(Collection entries)
####################

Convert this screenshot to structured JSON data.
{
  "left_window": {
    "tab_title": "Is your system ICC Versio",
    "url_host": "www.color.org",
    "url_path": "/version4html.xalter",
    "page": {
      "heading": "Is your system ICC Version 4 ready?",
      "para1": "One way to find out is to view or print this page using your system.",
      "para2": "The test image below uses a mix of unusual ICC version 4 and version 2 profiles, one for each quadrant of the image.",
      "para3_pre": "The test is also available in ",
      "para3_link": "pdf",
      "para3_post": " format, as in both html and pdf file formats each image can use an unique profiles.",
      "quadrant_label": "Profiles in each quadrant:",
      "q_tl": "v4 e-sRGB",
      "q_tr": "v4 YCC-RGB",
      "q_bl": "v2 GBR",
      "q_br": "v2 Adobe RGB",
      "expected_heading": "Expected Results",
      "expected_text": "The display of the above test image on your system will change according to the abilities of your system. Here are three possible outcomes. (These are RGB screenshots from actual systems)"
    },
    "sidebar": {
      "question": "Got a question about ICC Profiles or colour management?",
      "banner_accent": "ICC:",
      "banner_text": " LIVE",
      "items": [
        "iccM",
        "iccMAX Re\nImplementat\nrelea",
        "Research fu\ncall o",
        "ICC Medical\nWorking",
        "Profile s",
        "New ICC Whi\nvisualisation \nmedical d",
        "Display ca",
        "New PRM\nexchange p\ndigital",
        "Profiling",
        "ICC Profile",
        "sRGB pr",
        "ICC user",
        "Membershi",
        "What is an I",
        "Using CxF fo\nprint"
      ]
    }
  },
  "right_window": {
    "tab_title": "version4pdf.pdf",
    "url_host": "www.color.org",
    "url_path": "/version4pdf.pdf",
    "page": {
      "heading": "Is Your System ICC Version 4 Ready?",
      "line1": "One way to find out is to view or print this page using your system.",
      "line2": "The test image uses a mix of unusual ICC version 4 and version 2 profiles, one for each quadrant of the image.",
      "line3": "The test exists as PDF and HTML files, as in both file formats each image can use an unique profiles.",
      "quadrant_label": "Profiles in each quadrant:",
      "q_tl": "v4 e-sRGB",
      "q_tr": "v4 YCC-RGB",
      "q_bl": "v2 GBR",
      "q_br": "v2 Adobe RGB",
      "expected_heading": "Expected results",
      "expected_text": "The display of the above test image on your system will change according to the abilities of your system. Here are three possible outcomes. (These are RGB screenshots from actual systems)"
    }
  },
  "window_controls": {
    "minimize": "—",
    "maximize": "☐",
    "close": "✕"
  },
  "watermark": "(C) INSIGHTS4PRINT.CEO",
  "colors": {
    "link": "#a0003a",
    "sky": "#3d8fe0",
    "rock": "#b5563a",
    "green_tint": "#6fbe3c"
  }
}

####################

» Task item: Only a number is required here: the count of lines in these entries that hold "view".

» Exercise result: 2